BACKGROUND Regional sympathetic denervation, such as that produced by a myocardial infarction, causes electrophysiological heterogeneity in the ventricles. The purpose of this study was to test the hypothesis that such denervation could cause drugs to exert heterogeneous myocardial effects.
METHODS AND RESULTS Sympathetic stimulation increases the amplitude of cesium chloride-induced early afterdepolarizations (EADs). The amplitude of these induced EADs was used to determine whether drug responses were different in innervated versus denervated areas of the heart. A canine model of sympathetic denervation was created at the cardiac apex by either transmural myocardial infarction (n = 19) or phenol application (n = 11). Cesium chloride (84 mg/kg) was infused while monophasic action potential recordings were simultaneously obtained from the base and apex of the left ventricle using an epicardial contact electrode. We found that control (innervated) dogs (n = 17) showed no difference in the EAD amplitude recorded from the apex compared with the base. In dogs with apical sympathetic denervation, the EAD amplitude was greater at the innervated base during ansae subclaviae stimulation than at the denervated apex (25.8 +/- 6.6% at base versus 18.8 +/- 6.7% at apex, p less than 0.001). However, during norepinephrine infusion, the EADs recorded from the denervated apex were greater than those recorded from the innervated base (23.3 +/- 7.6% at apex versus 20.6 +/- 6.0% at base, p less than 0.02) due to denervation supersensitivity.
CONCLUSIONS These data show that regional myocardial denervation creates autonomic and electrophysiological heterogeneity and the substrate for heterogeneous drug actions.

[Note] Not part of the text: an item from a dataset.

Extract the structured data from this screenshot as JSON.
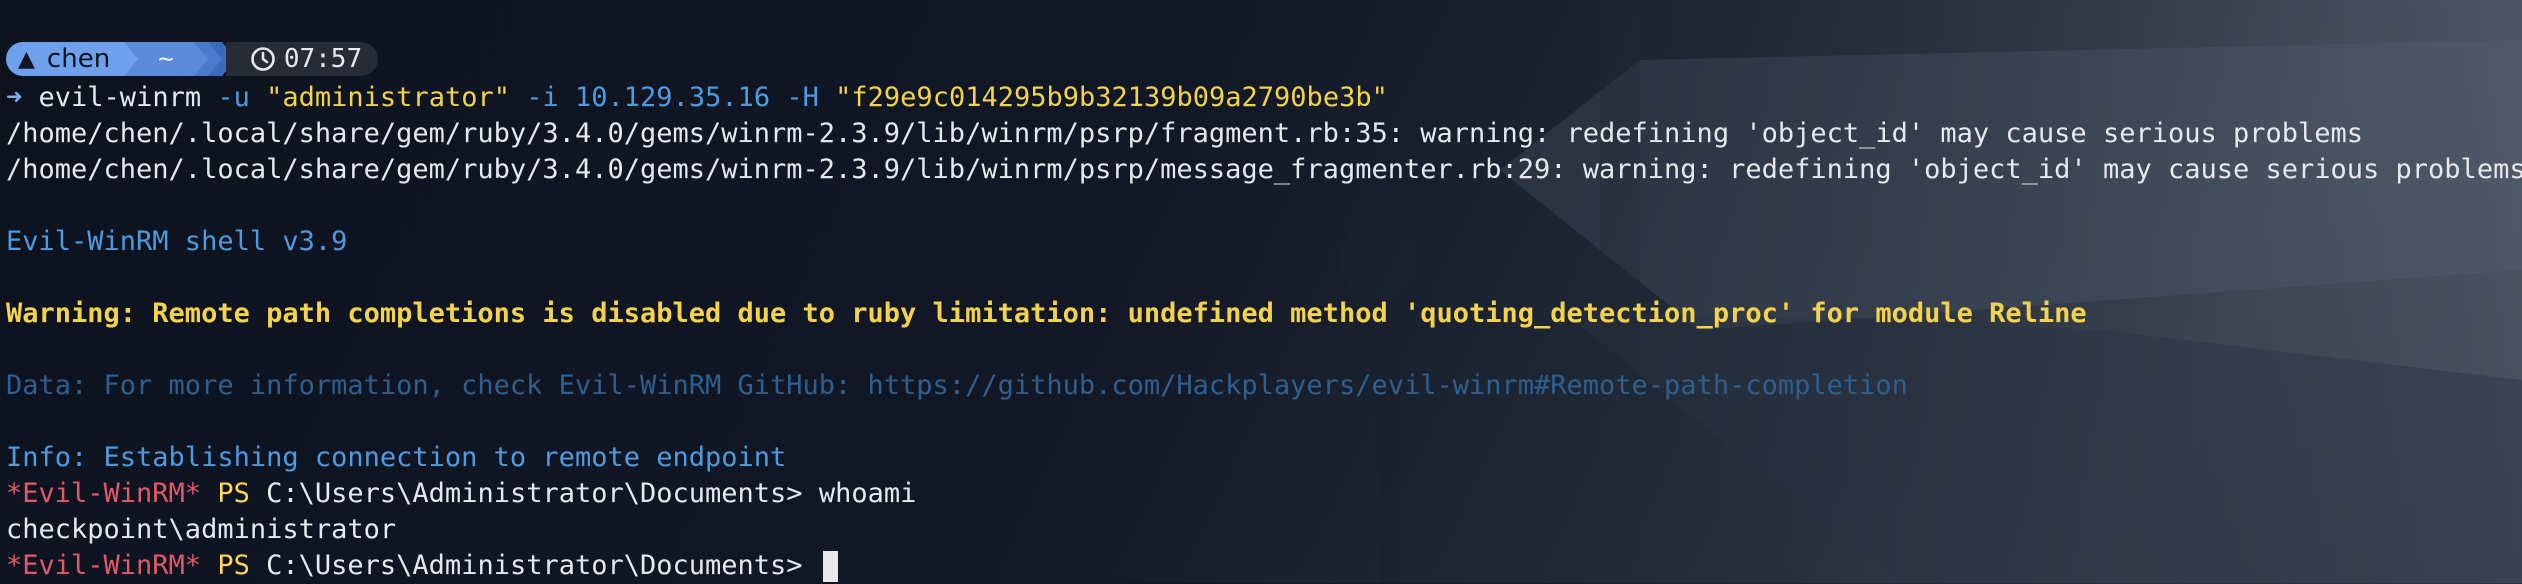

This drug-induced electrophysiological heterogeneity may be another mechanism for proarrhythmia.
- Copyright © 1991 by American Heart Association